BEGIN Material provided

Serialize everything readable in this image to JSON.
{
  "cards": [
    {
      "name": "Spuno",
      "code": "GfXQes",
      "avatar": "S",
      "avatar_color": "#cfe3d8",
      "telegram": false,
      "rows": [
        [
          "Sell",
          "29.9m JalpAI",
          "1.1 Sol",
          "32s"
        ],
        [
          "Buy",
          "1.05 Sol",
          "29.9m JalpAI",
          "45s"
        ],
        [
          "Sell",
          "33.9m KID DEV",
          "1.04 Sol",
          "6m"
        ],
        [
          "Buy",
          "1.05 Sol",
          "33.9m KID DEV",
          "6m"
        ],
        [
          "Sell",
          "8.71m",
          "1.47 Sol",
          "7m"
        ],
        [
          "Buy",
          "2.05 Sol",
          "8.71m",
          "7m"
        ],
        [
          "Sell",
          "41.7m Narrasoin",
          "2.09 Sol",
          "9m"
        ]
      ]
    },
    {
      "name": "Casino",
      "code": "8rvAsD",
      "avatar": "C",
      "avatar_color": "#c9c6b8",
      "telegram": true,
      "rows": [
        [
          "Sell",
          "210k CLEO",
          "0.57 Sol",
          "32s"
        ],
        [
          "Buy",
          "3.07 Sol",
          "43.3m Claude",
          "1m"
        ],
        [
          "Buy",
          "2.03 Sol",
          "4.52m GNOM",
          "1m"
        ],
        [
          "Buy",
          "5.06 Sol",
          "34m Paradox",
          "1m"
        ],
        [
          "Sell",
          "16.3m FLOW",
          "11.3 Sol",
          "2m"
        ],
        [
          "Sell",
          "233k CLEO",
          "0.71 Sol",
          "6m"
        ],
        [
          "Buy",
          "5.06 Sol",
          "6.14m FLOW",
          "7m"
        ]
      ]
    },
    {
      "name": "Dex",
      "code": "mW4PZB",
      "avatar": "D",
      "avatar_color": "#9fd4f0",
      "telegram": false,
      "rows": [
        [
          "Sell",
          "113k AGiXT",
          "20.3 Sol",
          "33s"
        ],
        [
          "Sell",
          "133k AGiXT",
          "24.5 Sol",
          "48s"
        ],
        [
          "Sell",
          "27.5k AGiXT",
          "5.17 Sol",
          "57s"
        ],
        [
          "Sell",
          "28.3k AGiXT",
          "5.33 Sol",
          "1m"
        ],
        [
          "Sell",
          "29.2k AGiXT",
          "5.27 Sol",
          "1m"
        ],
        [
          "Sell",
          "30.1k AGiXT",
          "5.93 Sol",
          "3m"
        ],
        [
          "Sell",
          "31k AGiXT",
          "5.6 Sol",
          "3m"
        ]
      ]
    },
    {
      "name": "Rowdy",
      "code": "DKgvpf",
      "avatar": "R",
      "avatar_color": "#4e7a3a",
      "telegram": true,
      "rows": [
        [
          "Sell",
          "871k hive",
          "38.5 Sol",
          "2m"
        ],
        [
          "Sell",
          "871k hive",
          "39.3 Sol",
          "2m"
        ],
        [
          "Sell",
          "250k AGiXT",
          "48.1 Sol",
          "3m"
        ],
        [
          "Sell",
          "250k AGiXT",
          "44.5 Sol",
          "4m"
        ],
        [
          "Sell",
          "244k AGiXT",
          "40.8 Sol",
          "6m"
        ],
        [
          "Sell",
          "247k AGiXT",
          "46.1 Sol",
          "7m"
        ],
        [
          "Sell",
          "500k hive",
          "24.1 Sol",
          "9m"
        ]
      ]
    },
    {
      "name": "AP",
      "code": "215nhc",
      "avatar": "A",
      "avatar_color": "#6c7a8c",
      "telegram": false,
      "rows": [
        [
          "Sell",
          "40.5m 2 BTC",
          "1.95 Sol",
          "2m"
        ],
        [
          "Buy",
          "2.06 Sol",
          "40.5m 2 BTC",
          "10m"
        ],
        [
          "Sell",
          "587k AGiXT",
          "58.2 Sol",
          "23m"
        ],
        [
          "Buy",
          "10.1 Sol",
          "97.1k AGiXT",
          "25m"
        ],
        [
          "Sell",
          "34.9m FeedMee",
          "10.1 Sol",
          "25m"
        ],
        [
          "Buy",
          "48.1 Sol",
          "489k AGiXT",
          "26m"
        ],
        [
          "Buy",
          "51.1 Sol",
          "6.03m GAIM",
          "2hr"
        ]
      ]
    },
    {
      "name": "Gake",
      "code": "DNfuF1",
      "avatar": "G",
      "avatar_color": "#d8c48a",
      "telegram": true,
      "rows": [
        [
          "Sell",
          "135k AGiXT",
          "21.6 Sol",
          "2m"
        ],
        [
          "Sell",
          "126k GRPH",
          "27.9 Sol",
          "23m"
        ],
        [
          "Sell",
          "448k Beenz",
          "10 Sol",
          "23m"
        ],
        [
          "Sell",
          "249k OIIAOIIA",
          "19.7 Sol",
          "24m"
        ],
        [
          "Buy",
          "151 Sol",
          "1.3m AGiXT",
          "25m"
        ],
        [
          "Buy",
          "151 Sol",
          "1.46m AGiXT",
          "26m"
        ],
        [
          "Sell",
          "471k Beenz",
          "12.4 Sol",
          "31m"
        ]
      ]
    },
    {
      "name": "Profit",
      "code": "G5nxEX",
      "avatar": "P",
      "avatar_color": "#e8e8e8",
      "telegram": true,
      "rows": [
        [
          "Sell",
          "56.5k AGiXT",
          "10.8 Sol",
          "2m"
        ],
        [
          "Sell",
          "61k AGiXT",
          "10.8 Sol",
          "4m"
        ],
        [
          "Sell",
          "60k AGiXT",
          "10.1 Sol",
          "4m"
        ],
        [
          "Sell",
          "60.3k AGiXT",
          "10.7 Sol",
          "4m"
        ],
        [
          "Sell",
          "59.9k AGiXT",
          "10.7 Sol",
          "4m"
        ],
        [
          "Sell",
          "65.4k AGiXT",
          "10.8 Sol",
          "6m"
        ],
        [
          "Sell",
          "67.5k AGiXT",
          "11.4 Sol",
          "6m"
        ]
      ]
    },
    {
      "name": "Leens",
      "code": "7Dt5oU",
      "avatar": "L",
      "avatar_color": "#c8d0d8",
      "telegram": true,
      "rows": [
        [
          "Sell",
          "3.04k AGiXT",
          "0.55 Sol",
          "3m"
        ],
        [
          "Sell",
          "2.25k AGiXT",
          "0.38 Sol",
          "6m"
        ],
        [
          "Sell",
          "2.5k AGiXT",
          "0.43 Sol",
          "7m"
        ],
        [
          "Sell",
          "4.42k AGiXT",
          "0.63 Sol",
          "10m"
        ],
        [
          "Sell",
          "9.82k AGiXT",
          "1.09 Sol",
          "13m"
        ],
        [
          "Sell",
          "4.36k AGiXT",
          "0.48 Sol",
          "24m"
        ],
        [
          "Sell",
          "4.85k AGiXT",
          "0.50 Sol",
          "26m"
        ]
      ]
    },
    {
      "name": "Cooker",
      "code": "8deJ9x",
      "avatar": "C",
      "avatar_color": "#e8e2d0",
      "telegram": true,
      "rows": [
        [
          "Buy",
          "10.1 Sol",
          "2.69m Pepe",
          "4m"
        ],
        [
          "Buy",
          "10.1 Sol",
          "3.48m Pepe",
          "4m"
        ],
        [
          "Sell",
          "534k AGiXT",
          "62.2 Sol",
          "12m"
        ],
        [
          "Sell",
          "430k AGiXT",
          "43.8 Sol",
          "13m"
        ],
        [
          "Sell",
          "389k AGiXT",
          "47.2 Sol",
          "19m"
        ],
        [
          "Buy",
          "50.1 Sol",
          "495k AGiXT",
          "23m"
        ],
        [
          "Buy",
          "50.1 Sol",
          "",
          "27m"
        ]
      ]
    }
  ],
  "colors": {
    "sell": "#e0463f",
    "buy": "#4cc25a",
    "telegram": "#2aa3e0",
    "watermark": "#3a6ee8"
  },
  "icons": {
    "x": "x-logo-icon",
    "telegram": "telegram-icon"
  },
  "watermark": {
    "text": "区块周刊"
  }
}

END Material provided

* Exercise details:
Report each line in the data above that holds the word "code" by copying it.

* Reply to the exercise:
      "code": "GfXQes",
      "code": "8rvAsD",
      "code": "mW4PZB",
      "code": "DKgvpf",
      "code": "215nhc",
      "code": "DNfuF1",
      "code": "G5nxEX",
      "code": "7Dt5oU",
      "code": "8deJ9x",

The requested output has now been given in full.